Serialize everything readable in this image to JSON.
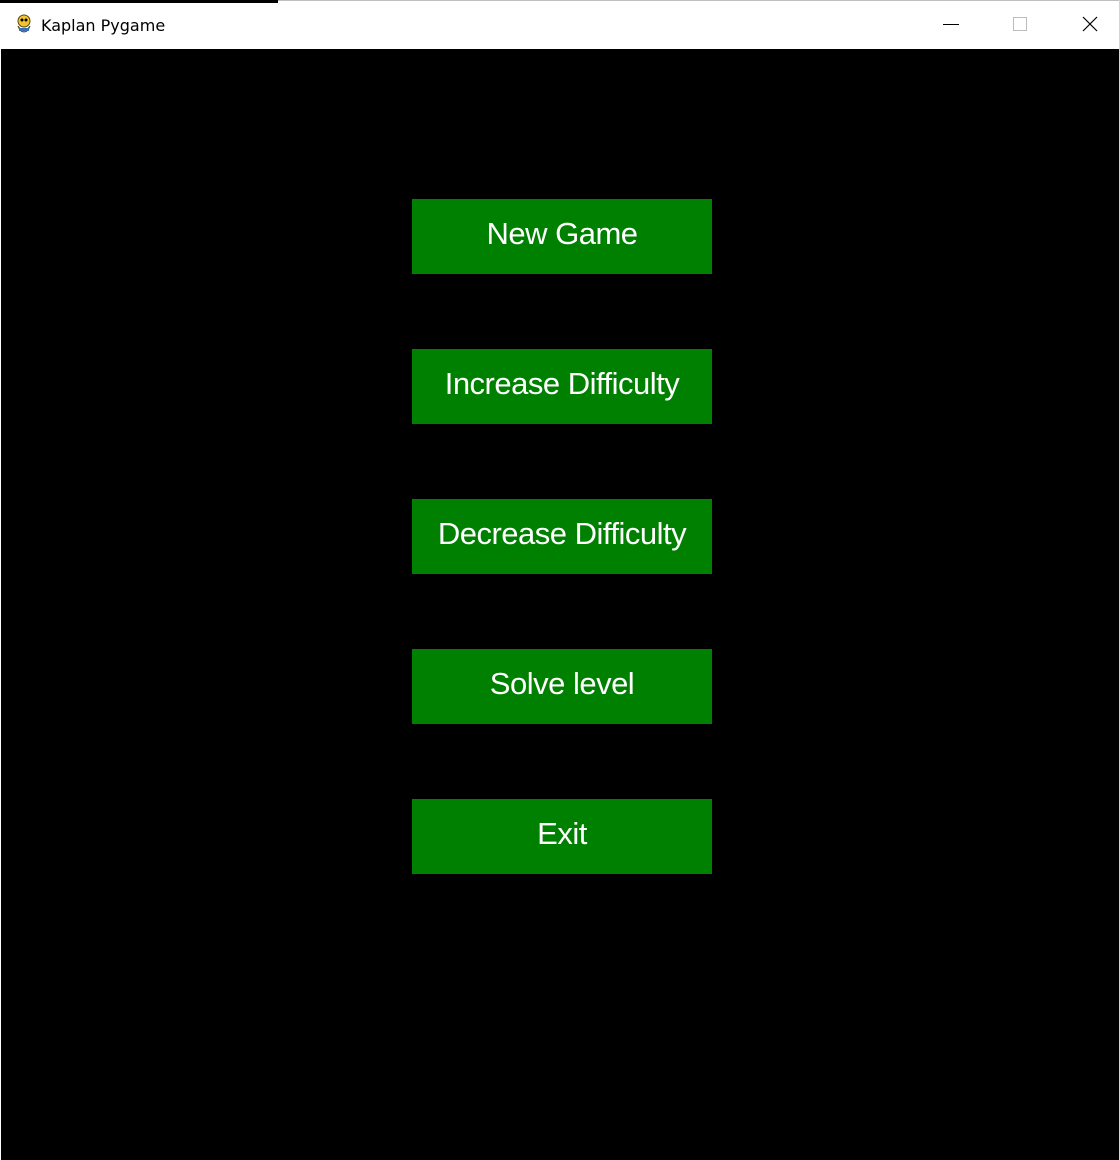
{
  "window": {
    "title": "Kaplan Pygame",
    "app_icon": "pygame-snake-icon",
    "controls": [
      "minimize-icon",
      "maximize-icon",
      "close-icon"
    ]
  },
  "colors": {
    "background": "#000000",
    "button": "#008000",
    "button_text": "#ffffff",
    "titlebar": "#ffffff"
  },
  "menu": {
    "buttons": [
      {
        "label": "New Game"
      },
      {
        "label": "Increase Difficulty"
      },
      {
        "label": "Decrease Difficulty"
      },
      {
        "label": "Solve level"
      },
      {
        "label": "Exit"
      }
    ]
  }
}
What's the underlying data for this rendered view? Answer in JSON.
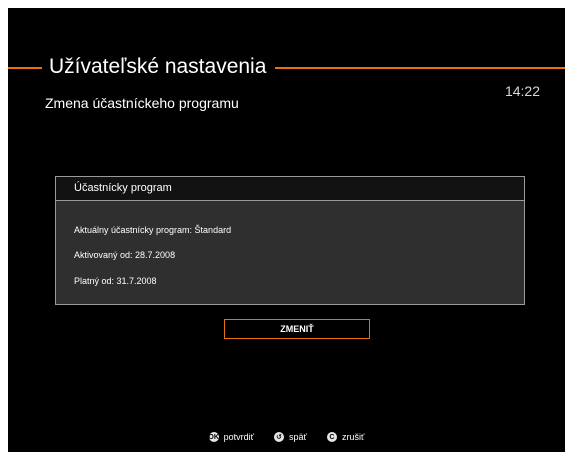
{
  "header": {
    "title": "Užívateľské nastavenia",
    "subtitle": "Zmena účastníckeho programu",
    "clock": "14:22",
    "accent_color": "#e8700f"
  },
  "panel": {
    "title": "Účastnícky program",
    "rows": [
      "Aktuálny účastnícky program: Štandard",
      "Aktivovaný od: 28.7.2008",
      "Platný od: 31.7.2008"
    ]
  },
  "actions": {
    "change_label": "ZMENIŤ"
  },
  "footer": {
    "hints": [
      {
        "icon": "ok-key-icon",
        "label": "potvrdiť"
      },
      {
        "icon": "back-key-icon",
        "label": "späť"
      },
      {
        "icon": "cancel-key-icon",
        "label": "zrušiť"
      }
    ]
  }
}
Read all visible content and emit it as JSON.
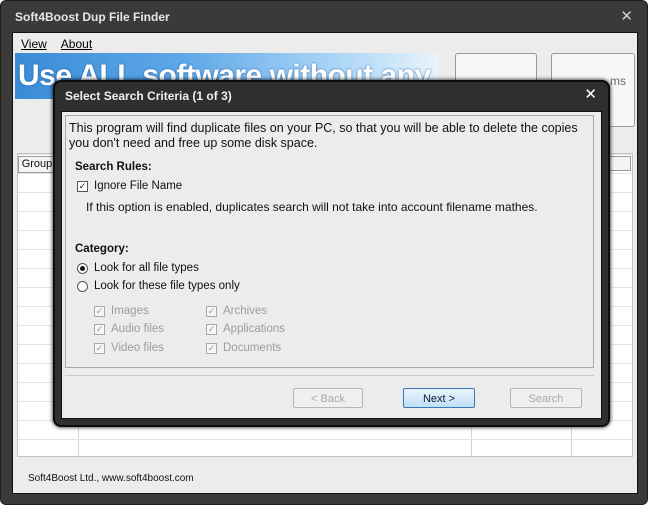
{
  "window": {
    "title": "Soft4Boost Dup File Finder",
    "close_glyph": "✕"
  },
  "menu": {
    "view": "View",
    "about": "About"
  },
  "banner": {
    "text": "Use ALL software without any"
  },
  "toolbar": {
    "box2_text": "ms"
  },
  "grid": {
    "group_label": "Group"
  },
  "statusbar": {
    "text": "Soft4Boost Ltd., www.soft4boost.com"
  },
  "dialog": {
    "title": "Select Search Criteria (1 of 3)",
    "close_glyph": "✕",
    "intro": "This program will find duplicate files on your PC, so that you will be able to delete the copies you don't need and free up some disk space.",
    "search_rules": {
      "heading": "Search Rules:",
      "ignore_file_name": {
        "label": "Ignore File Name",
        "checked": true
      },
      "note": "If this option is enabled, duplicates search will not take into account filename mathes."
    },
    "category": {
      "heading": "Category:",
      "options": [
        {
          "label": "Look for all file types",
          "selected": true
        },
        {
          "label": "Look for these file types only",
          "selected": false
        }
      ],
      "file_types_left": [
        {
          "label": "Images",
          "checked": true
        },
        {
          "label": "Audio files",
          "checked": true
        },
        {
          "label": "Video files",
          "checked": true
        }
      ],
      "file_types_right": [
        {
          "label": "Archives",
          "checked": true
        },
        {
          "label": "Applications",
          "checked": true
        },
        {
          "label": "Documents",
          "checked": true
        }
      ]
    },
    "buttons": {
      "back": "< Back",
      "next": "Next >",
      "search": "Search"
    },
    "check_glyph": "✓"
  }
}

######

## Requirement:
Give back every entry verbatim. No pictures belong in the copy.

## Answer area:
Serialize everything readable in this image to JSON.
{
  "window": {
    "title": "Kaplan Pygame",
    "app_icon": "pygame-snake-icon",
    "controls": [
      "minimize-icon",
      "maximize-icon",
      "close-icon"
    ]
  },
  "colors": {
    "background": "#000000",
    "button": "#008000",
    "button_text": "#ffffff",
    "titlebar": "#ffffff"
  },
  "menu": {
    "buttons": [
      {
        "label": "New Game"
      },
      {
        "label": "Increase Difficulty"
      },
      {
        "label": "Decrease Difficulty"
      },
      {
        "label": "Solve level"
      },
      {
        "label": "Exit"
      }
    ]
  }
}
What's the underlying data for this rendered view? Answer in JSON.
{
  "header": {
    "title": "Užívateľské nastavenia",
    "subtitle": "Zmena účastníckeho programu",
    "clock": "14:22",
    "accent_color": "#e8700f"
  },
  "panel": {
    "title": "Účastnícky program",
    "rows": [
      "Aktuálny účastnícky program: Štandard",
      "Aktivovaný od: 28.7.2008",
      "Platný od: 31.7.2008"
    ]
  },
  "actions": {
    "change_label": "ZMENIŤ"
  },
  "footer": {
    "hints": [
      {
        "icon": "ok-key-icon",
        "label": "potvrdiť"
      },
      {
        "icon": "back-key-icon",
        "label": "späť"
      },
      {
        "icon": "cancel-key-icon",
        "label": "zrušiť"
      }
    ]
  }
}
Read all visible content and emit it as JSON.
{
  "window": {
    "title": "Soft4Boost Dup File Finder",
    "close_glyph": "✕"
  },
  "menu": {
    "view": "View",
    "about": "About"
  },
  "banner": {
    "text": "Use ALL software without any"
  },
  "toolbar": {
    "box2_text": "ms"
  },
  "grid": {
    "group_label": "Group"
  },
  "statusbar": {
    "text": "Soft4Boost Ltd., www.soft4boost.com"
  },
  "dialog": {
    "title": "Select Search Criteria (1 of 3)",
    "close_glyph": "✕",
    "intro": "This program will find duplicate files on your PC, so that you will be able to delete the copies you don't need and free up some disk space.",
    "search_rules": {
      "heading": "Search Rules:",
      "ignore_file_name": {
        "label": "Ignore File Name",
        "checked": true
      },
      "note": "If this option is enabled, duplicates search will not take into account filename mathes."
    },
    "category": {
      "heading": "Category:",
      "options": [
        {
          "label": "Look for all file types",
          "selected": true
        },
        {
          "label": "Look for these file types only",
          "selected": false
        }
      ],
      "file_types_left": [
        {
          "label": "Images",
          "checked": true
        },
        {
          "label": "Audio files",
          "checked": true
        },
        {
          "label": "Video files",
          "checked": true
        }
      ],
      "file_types_right": [
        {
          "label": "Archives",
          "checked": true
        },
        {
          "label": "Applications",
          "checked": true
        },
        {
          "label": "Documents",
          "checked": true
        }
      ]
    },
    "buttons": {
      "back": "< Back",
      "next": "Next >",
      "search": "Search"
    },
    "check_glyph": "✓"
  }
}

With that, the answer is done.